Friday, May 1, 2015

InAs Nanowire Transistors with Multiple Independent Wrap-Gate Segments

The Nanometer Structure Consortium (nmC) at, Lund University Sweden and School of Physics, University of New South Wales, Australia demonstrate a method for making horizontal wrap-gate nanowire transistors with up to four independently controllable wrap-gated segments. The excellent scalability potential of horizontal wrap-gate nanowire transistors makes them highly favorable for the development of advanced nanowire devices and possible integration with vertical wrap-gate nanowire transistors in 3D nanowire network architectures.

InAs Nanowire Transistors with Multiple, Independent Wrap-Gate Segments
A. M. Burke, D. J. Carrad, J. G. Gluschke, K. Storm, S. Fahlvik Svensson, H. Linke, L. Samuelson, and A. P. Micolich
Nano Lett., Article ASAP, DOI: 10.1021/nl5043243


Abstract Image

AN InAs Nanowire Transistors with Multiple, Independent Wrap-Gate Segments (Graphical Abstracts Nano Lett., Article ASAP, DOI: 10.1021/nl5043243)

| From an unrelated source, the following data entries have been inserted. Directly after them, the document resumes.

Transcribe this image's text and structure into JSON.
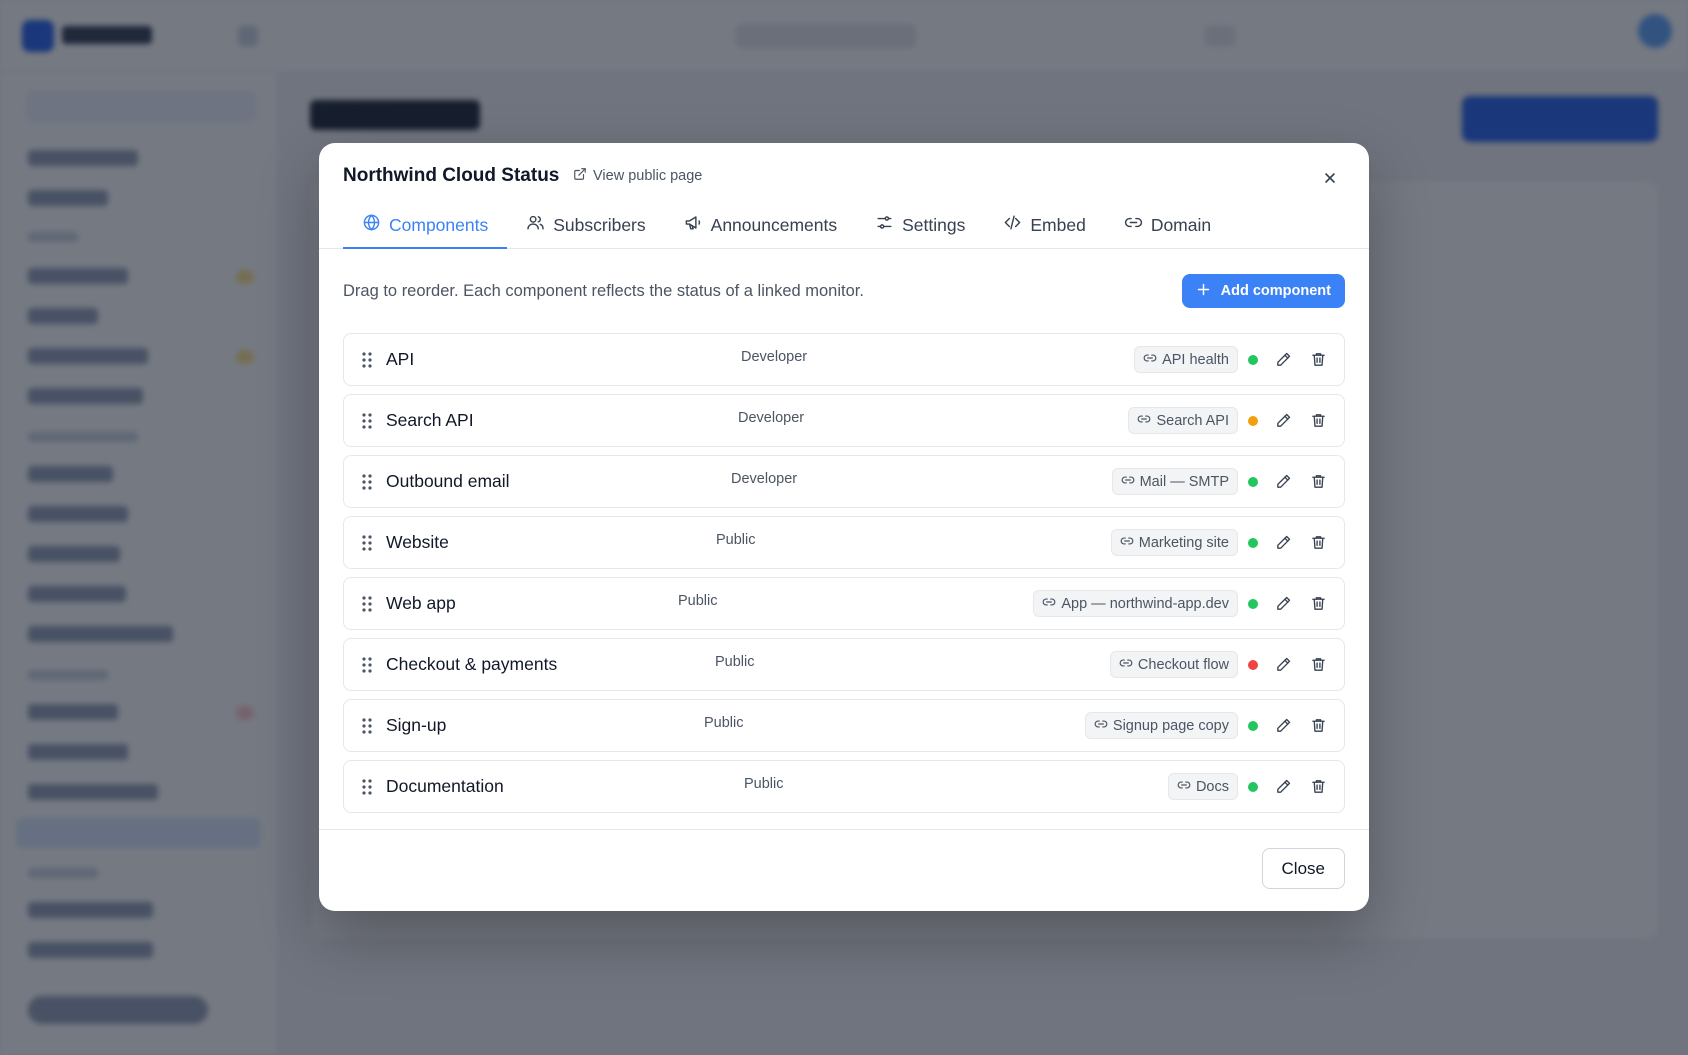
{
  "colors": {
    "accent": "#3b82f6",
    "status_operational": "#22c55e",
    "status_degraded": "#f59e0b",
    "status_down": "#ef4444"
  },
  "modal": {
    "title": "Northwind Cloud Status",
    "public_link": {
      "label": "View public page",
      "icon": "external-link-icon"
    },
    "close_icon": "close-icon",
    "tabs": [
      {
        "label": "Components",
        "icon": "globe-icon",
        "active": true
      },
      {
        "label": "Subscribers",
        "icon": "users-icon",
        "active": false
      },
      {
        "label": "Announcements",
        "icon": "megaphone-icon",
        "active": false
      },
      {
        "label": "Settings",
        "icon": "sliders-icon",
        "active": false
      },
      {
        "label": "Embed",
        "icon": "code-icon",
        "active": false
      },
      {
        "label": "Domain",
        "icon": "link-icon",
        "active": false
      }
    ],
    "hint": "Drag to reorder. Each component reflects the status of a linked monitor.",
    "add_button": "Add component",
    "components": [
      {
        "name": "API",
        "group": "Developer",
        "monitor": "API health",
        "status": "operational"
      },
      {
        "name": "Search API",
        "group": "Developer",
        "monitor": "Search API",
        "status": "degraded"
      },
      {
        "name": "Outbound email",
        "group": "Developer",
        "monitor": "Mail — SMTP",
        "status": "operational"
      },
      {
        "name": "Website",
        "group": "Public",
        "monitor": "Marketing site",
        "status": "operational"
      },
      {
        "name": "Web app",
        "group": "Public",
        "monitor": "App — northwind-app.dev",
        "status": "operational"
      },
      {
        "name": "Checkout & payments",
        "group": "Public",
        "monitor": "Checkout flow",
        "status": "down"
      },
      {
        "name": "Sign-up",
        "group": "Public",
        "monitor": "Signup page copy",
        "status": "operational"
      },
      {
        "name": "Documentation",
        "group": "Public",
        "monitor": "Docs",
        "status": "operational"
      }
    ],
    "close_button": "Close"
  }
}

We report a method for making horizontal wrap-gate nanowire transistors with up to four independently controllable wrap-gated segments. While the step up to two independent wrap-gates requires a major change in fabrication methodology, a key advantage to this new approach, and the horizontal orientation more generally, is that achieving more than two wrap-gate segments then requires no extra fabrication steps. This is in contrast to the vertical orientation, where a significant subset of the fabrication steps needs to be repeated for each additional gate. We show that cross-talk between adjacent wrap-gate segments is negligible despite separations less than 200 nm. We also demonstrate the ability to make multiple wrap-gate transistors on a single nanowire using the exact same process. The excellent scalability potential of horizontal wrap-gate nanowire transistors makes them highly favorable for the development of advanced nanowire devices and possible integration with vertical wrap-gate nanowire transistors in 3D nanowire network architectures.